Upon the application of that rule to the facts of this case, we hold that we must affirm the ruling by this trial court. As previously stated, the state had the burden to prove that defendant intentionally resisted arrest. Evidence of his state of mind and attitude immediately prior to his arrest was relevant to the issue of his intent in resisting arrest. We may agree that the evidence now complained of was prejudicial to the defendant. But we cannot say that the relevance of such evidence was so completely outweighed by prejudice to the defendant as to require this court to hold, as a matter of law, that the trial court would have abused its discretion in receiving such evidence.
Assuming that the detail in which the injuries to Mrs. Moreno were described was unnecessary and the prejudice of that particular evidence outweighed its probative value, the trial court, in the exercise of its discretion, could properly permit some description of her injuries as relevant to the issue of defendant's state of mind and intent in resisting arrest.
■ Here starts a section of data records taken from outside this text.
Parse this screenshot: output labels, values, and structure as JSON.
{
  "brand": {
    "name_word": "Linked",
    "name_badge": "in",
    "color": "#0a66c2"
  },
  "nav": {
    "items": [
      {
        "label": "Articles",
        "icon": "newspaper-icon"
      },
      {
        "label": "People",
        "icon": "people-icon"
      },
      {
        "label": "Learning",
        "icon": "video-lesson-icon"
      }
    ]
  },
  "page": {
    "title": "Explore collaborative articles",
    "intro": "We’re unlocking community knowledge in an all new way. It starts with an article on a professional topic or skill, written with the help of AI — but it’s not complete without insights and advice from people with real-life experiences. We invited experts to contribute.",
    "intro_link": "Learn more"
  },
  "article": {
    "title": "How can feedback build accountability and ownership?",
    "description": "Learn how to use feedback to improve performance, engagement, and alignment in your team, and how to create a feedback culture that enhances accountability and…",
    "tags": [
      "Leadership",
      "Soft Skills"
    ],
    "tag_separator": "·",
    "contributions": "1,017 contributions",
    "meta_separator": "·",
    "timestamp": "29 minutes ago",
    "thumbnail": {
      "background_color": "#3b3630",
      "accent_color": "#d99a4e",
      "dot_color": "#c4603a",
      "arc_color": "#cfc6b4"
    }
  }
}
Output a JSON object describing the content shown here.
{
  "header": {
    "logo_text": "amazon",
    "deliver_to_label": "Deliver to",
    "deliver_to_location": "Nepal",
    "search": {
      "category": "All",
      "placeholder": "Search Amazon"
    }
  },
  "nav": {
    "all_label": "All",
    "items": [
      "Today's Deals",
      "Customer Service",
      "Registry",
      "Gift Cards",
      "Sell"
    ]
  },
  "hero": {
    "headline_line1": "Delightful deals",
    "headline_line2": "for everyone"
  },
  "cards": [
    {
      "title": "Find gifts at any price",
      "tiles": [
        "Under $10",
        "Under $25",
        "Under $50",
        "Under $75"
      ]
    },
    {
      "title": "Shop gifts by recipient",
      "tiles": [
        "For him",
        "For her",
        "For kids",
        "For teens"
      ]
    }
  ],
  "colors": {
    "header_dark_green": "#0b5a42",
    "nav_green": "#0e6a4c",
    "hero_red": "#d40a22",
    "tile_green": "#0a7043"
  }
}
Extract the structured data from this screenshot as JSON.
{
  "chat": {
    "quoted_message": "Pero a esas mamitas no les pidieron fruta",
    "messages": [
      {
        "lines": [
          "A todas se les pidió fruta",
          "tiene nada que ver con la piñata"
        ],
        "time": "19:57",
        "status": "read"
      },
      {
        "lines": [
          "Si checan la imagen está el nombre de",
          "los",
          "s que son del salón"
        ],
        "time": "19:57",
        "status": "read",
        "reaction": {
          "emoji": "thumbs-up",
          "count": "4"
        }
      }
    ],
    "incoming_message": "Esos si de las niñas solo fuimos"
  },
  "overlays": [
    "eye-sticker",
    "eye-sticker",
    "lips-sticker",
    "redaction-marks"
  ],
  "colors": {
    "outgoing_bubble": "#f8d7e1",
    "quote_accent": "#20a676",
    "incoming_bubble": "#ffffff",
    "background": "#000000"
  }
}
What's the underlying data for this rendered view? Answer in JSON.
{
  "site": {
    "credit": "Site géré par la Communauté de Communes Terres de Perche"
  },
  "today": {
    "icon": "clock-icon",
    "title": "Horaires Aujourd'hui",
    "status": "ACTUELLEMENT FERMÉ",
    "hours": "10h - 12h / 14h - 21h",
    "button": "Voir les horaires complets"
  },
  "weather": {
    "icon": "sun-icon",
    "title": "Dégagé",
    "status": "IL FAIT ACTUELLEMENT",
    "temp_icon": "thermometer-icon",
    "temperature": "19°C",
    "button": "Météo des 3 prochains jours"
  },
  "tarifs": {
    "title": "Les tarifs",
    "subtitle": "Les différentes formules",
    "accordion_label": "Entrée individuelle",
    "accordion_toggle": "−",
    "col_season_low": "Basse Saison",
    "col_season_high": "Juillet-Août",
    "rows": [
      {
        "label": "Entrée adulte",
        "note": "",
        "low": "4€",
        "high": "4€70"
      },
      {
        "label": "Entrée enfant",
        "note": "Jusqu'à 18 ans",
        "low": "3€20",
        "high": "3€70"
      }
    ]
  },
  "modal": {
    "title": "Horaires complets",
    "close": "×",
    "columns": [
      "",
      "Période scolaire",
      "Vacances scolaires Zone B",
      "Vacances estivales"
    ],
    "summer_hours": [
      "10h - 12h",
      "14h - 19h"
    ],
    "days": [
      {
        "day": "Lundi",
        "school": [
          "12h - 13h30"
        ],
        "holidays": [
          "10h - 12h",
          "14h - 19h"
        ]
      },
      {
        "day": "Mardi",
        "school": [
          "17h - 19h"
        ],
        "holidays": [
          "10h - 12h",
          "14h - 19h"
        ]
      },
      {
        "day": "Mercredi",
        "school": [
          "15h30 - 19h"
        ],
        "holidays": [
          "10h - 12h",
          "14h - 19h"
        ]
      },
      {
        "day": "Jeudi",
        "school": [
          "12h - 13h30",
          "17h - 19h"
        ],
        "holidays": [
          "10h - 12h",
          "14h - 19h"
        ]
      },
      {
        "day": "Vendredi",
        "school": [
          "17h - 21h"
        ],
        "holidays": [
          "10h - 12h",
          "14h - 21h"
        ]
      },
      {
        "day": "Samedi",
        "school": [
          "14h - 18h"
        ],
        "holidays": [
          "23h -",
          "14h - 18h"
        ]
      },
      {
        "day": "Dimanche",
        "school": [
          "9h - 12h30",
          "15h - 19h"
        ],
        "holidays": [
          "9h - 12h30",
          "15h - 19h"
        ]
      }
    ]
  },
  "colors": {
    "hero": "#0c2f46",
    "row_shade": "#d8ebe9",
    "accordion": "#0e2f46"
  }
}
Despite the fact that defendant's "motion in limine" was entitled to consideration as an objection at the time such evidence was offered, that objection was insufficient because it was an objection to "any proof that the defendant had beaten the woman with whom he resided." An objection to evidence as a whole is insufficient when any part of the evidence objected to is admissible. Sproul v. Fossi, 274 Or. 749, 755, 548 P.2d 970 (1976).
3. Evidence of other crimes.
Finally, defendant contends that evidence of events preceding his actual arrest was inadmissible in this case because of the rule in criminal cases excluding evidence of "other crimes" in addition to the one with which he is charged, citing State v. Manrique, 271 Or. 201, 205-6, 531 P.2d 239 (1975), among other cases. Thus, it is contended that evidence of defendant's alleged beating of Mrs. Moreno would be evidence of the crime of assault upon her and thus inadmissible under that rule.
As noted in State v. Manrique, supra, at 206-207, that general rule is subject to various exceptions, most of which are
"* * * based implicitly upon the idea that evidence of other crimes may be relevant for some purpose other than to show the probability that the defendant committed the crime for which he is being tried because he had also committed other crimes."
In this case, for reasons previously stated, a description of the "scene" upon the arrival of the officers, including not only defendant's conduct, but some description of the injuries sustained by Mrs. Moreno, over whom the defendant was then standing, was relevant to the issue of defendant's intent to resist arrest.
Finding no error, we affirm the decision by the Court of Appeals and the conviction of the defendant.